Newsletter from Dr David Ashton
Medical Director, Healthier Weight
Here at Healthier Weight we take the aftercare of obesity surgery patients extremely seriously.
Following a recent, well publicised study, I am keen to look at the impact gastric bypass surgery has on patients' bones. In my newsletter for this month I have written a brief overview of the study and comment on its findings:
A study presented at the 91st Annual Meeting of the Endocrine Society in Washington DC in June 2009, suggests that patients undergoing weight loss surgery may be at an increased risk of bone fracture.
Researchers from the prestigious Mayo Clinic reviewed the medical records of patients who had weight loss surgery between 1985 and 2004. They were especially interested in records pertaining to bone fracture during this period. Thus far the authors analyzed data for 97 of the 292 patients whose records are available.
Of the 97 patients, 86 were women, and their average age was 44 years. Ninety percent of the patients had the most common type of weight loss surgery—gastric bypass— whilst the remainder had gastric banding or biliopancreatic diversion. The average length of follow-up was 7 years.
Of the 97 patients, 21 suffered one or more fractures, for a total of 31 fractures. Compared with the fracture rate expected in an age- and sex-matched population, the patients who underwent obesity surgery were almost twice as likely to have a first fracture at any site of the body. Fractures were especially common in the hand and foot, with the risk of hand fracture being more than three times greater than average, and foot fracture risk nearly four times greater.
Healthier Weight Comments
There is a certain irony in these findings in that being overweight is usually protective against osteoporosis, because weight-bearing strengthens the bones (possibly the only positive thing you'll ever hear a doctor say about being overweight!) So, at least in terms of bone health, the overweight and obese start off better than normal weight patients. The question is whether they end up with worse bones and, if so, why?
One obvious possibility is that most of the patients in the study had a gastric bypass, which is known to reduce the absorption of calcium through the bowel. Lack of calcium could produce thinning of bone and an increased risk of fractures. However, it is notable that in this study the site of the fractures – hands and feet – is not typical of osteoporotic fractures which usually occur in the hip or spine. Another possibility is that as body weight falls, post-surgery patients go through a transition period during which their bones adjust to a new body weight.

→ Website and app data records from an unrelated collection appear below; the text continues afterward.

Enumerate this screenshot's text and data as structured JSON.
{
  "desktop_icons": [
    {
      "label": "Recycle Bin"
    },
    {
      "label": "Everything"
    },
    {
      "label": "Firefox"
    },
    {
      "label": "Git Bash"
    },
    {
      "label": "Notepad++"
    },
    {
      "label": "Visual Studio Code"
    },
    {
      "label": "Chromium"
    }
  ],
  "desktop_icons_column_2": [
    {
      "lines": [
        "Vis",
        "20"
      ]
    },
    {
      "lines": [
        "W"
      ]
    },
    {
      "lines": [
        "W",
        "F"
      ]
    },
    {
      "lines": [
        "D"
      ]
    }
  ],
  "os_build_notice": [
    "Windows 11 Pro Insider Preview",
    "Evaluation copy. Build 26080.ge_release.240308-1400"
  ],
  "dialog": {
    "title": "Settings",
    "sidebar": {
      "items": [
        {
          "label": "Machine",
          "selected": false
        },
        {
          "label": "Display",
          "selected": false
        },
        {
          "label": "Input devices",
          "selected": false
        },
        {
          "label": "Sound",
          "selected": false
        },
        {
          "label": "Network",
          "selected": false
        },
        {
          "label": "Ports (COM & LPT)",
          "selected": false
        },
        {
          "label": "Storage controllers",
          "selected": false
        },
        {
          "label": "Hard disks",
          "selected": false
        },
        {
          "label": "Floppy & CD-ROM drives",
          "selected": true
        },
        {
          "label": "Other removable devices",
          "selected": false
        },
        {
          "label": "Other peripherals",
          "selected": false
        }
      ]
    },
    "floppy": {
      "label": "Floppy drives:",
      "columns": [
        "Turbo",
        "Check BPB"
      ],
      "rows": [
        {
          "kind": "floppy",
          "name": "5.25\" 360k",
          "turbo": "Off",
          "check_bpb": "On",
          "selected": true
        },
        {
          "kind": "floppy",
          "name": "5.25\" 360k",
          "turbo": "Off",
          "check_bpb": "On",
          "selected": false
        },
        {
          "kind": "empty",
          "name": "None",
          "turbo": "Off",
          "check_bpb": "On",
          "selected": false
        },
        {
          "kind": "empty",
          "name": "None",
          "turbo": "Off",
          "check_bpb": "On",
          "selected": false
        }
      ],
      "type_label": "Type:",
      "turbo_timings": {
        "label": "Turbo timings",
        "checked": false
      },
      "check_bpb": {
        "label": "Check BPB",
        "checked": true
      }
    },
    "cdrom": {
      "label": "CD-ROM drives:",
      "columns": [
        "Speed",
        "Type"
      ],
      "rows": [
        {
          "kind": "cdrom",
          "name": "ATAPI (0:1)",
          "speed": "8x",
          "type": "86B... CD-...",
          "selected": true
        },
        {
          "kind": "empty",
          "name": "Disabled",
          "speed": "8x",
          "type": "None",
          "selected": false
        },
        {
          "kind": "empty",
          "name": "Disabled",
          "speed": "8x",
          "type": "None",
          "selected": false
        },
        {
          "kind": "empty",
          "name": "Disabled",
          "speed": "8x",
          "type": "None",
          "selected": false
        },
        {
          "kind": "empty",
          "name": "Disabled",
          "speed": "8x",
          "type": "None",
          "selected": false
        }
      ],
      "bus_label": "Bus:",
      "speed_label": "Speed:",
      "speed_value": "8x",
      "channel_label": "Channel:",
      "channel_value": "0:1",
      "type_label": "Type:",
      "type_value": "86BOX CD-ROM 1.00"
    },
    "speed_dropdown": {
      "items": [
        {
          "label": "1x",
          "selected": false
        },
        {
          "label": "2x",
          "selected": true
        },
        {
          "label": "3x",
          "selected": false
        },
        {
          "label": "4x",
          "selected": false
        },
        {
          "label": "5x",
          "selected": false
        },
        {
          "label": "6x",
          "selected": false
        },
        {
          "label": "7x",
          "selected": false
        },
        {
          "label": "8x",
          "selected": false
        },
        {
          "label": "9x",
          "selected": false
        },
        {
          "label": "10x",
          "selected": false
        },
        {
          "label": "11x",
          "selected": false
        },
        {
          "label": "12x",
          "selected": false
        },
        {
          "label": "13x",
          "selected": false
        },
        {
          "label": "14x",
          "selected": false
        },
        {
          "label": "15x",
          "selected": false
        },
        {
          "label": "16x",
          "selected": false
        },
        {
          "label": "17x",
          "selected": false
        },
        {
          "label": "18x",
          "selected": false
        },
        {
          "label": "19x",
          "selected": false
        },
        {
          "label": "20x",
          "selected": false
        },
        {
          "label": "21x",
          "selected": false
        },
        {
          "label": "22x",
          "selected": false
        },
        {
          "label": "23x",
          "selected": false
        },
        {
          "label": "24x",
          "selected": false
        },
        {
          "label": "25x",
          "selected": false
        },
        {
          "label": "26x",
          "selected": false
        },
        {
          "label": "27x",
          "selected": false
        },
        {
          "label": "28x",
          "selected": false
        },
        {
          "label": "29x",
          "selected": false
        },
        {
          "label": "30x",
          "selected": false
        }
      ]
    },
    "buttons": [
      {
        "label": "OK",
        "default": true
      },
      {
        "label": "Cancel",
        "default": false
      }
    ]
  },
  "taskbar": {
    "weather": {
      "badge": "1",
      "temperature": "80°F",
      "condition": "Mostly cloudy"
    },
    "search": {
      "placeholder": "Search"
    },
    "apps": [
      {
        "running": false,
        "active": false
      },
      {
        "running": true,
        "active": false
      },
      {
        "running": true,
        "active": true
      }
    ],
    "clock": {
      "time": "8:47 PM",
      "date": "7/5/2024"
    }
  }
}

But could it be simply that as they lose weight, post-surgery patients begin to enjoy a much more active lifestyle – cycling, swimming, running etc- which would increase the risk of fracture even in those with normal bones? This would explain why, in this study, most of the fractures occurred in the feet and hands. I remember a gastric bypass patient of mine who lost 120lbs and took up skiing; when he attended the clinic for a 2-year follow-up he had one of his legs in a cast having fractured his ankle during an alpine skiing holiday.
Clearly more research is needed to clarify the mechanisms involved. We also need to know whether similar findings would apply to gastric banding which has much less in the way of calcium malabsorption compared with gastric bypass. We also need to know whether the bones of teenagers react in a similar way, given the increasing numbers of adolescents likely to undergo weight loss surgery in the coming years. Whatever the mechanisms involved, this study emphasizes the point that careful monitoring and lifelong follow-up are essential to long-term wellbeing following obesity surgery.
See our Gastric Bypass Extended Aftercare section
Dr David Ashton MD PhD, Medical Director, Healthier Weight Centres
Haglind E. Bone fractures following bariatric surgery. Paper presented at the 91st Annual Meeting of the Endocrine Society, Washington DC, June 2009